dane
Dane Haiken
June 27, 2014

What Your Hold Music Says About Your Company [Friday Five]

hold musicDoes this sound familiar? Something of the utmost time sensitivity forces you to call customer service. Your internet is down; your Vitamix won’t blend celery; the tiny sweater you bought for your pet rock arrived in the wrong shade of fuchsia. You dial the number and a robot voice sounds on the other end, asking that you hold for ten minutes. That’s fine by you. You’re not angry.

Then the on-hold music comes on.

Swirls of reverby piano, synthesized flutes, and half-awake jazz drumming trespass your senses. You can’t pull the phone away from your ear; someone could pick up at any time. You were frustrated before. Now you feel like throwing your phone in the Vitamix.

Bad music-on-hold isn’t just an issue of aesthetics. It’s the soundtrack to a customer’s experience with the company; what’s playing forms a subconscious association with your brand. Shoddy customer service is one thing. Blast someone in the ear with Kenny G for thirty minutes, the mere mention of your company’s name will probably throw the customer into a Hulk-like rage.

With that in mind, I present a list of five on-hold music genres, and what they say about your company. It’s a small detail that could prevent a lot of customers from hanging up the phone on your business.

1) Genre: Muzak/Smooth Jazz

Other Contexts Found: Elevators, infomercials.

What it says about your company: This is the most common type of music you’ll hear while on hold. It’s been the butt of millions of jokes. If your company is using easy-listening to inspire confidence in your customers, you’re doing the exact opposite. You run the risk of permanently putting your customer to sleep. If you’re running Muzak or smooth jazz through your phones, ditch it immediately: how are you supposed to appear cutting edge if your music evokes an aural cobweb?

2) Genre: Free Jazz/Fusion

Other Contexts Found: Coffee shops, jazz critic conventions.

What it says about your company: There are actually a number of advantages to using the black sheep of the jazz family. Free jazz is dissonant and alarming, but it still sounds like jazz. Less adventurous customers will think there’s something wrong with the phone, but they’ll still be mollified by the sounds of bop. Hip, young potential investors will know the score, and probably be wowed by your nonchalant use of John Cage.
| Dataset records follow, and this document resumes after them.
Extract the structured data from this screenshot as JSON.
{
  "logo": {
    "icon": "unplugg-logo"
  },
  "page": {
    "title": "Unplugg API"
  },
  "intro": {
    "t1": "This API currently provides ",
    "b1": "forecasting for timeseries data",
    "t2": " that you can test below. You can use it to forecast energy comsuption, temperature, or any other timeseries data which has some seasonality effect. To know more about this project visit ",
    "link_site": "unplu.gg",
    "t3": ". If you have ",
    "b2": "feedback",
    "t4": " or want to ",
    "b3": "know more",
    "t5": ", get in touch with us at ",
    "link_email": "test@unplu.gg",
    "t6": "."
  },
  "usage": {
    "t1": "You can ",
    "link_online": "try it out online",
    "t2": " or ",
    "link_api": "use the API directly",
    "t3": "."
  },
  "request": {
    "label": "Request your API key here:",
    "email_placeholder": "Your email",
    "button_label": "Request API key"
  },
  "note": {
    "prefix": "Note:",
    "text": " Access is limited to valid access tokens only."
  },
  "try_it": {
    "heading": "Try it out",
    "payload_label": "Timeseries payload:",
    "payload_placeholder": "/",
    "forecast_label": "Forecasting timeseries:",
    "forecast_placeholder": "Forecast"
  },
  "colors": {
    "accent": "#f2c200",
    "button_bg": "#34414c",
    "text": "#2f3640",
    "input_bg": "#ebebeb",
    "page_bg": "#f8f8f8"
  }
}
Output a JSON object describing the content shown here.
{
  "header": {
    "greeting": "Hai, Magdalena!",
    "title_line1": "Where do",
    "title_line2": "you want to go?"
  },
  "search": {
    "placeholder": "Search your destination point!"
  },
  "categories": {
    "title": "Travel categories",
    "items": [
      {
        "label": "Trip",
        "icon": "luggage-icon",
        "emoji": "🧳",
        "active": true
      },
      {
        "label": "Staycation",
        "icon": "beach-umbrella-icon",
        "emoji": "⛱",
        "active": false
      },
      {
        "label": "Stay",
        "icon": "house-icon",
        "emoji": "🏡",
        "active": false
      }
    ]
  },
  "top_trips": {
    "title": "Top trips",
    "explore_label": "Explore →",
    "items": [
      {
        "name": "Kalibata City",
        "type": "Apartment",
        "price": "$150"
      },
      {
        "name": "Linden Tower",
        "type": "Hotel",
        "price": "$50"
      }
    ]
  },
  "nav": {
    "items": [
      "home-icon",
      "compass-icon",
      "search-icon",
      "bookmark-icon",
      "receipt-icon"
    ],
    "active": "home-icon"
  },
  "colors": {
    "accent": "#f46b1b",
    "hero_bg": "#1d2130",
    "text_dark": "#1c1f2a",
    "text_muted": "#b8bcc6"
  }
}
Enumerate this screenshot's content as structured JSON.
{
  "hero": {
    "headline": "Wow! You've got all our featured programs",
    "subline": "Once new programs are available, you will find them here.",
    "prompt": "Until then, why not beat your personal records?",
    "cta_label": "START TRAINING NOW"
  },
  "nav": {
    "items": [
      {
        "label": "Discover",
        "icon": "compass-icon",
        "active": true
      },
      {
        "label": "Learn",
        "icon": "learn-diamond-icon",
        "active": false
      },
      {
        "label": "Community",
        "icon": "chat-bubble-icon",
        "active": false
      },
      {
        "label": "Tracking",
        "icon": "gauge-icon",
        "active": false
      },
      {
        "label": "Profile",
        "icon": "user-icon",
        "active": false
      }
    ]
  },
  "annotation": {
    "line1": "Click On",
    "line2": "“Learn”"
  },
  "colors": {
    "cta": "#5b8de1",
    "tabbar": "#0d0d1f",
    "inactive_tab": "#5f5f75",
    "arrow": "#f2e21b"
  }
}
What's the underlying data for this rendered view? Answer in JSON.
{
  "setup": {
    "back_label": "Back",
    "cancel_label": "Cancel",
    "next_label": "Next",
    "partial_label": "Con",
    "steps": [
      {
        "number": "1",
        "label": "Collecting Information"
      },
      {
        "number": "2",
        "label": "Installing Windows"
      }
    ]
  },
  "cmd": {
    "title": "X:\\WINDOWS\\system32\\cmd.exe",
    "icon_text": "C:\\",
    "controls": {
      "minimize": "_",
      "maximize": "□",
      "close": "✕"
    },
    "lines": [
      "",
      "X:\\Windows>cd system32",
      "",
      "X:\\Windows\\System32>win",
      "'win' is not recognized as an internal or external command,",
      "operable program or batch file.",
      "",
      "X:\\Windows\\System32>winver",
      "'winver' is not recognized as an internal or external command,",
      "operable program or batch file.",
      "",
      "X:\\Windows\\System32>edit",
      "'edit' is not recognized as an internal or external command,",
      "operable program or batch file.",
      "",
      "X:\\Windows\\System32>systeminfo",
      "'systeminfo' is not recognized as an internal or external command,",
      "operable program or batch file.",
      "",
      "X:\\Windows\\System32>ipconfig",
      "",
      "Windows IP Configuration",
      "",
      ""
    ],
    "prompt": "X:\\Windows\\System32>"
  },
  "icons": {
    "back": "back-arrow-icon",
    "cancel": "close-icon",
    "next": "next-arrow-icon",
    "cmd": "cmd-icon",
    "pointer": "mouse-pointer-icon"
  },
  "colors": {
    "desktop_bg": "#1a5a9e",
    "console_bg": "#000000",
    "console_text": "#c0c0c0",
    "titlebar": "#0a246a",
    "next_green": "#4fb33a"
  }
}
3) Genre: Thrash Metal

Other Contexts Found: Loud concerts, Dungeons & Dragons parties.

What it says about your company: Unless your business sells model dragon-slaying swords or wholesale black Capri’s, you’ll want to avoid using Slayer or Megadeth for your music-on-hold. Most customers don’t want more angst while they wait.

4) Genre: Indie Rock

Other Contexts Found: Liberal arts freshman dorm rooms, Portland.

What it is says about your company: Indie rock is trendy and evokes an inquisitive nature; consumers will assume your business is tapped into the youth market. The disadvantage is that indie rock is the flagship genre of cappuccino-sipping indifference, so be careful about your customer service representatives sounding too casual.

5) Genre: Instrumental Hip-Hop

Other Contexts Found: Clubs, hip-hop shows with a missing MC.

What it says about your company: Instrumental hip-hop may be the most ideal song to play for businesses of all stripes. There’s no rapping to offend the faint of heart, the beats are in a natural 4/4, and most DJ music can be pretty soothing. If your company uses instrumental hip-hop for music-on-hold, it says you’re hip, innovative, but not too aggressive. Plus, customers can freestyle over the beats while they wait.

And now, RingCentral Office customers can choose their own music, or even messages, they wish to play when customers call them directly! Check it out here, and learn how you can keep callers informed and entertained with messages and music while they hold.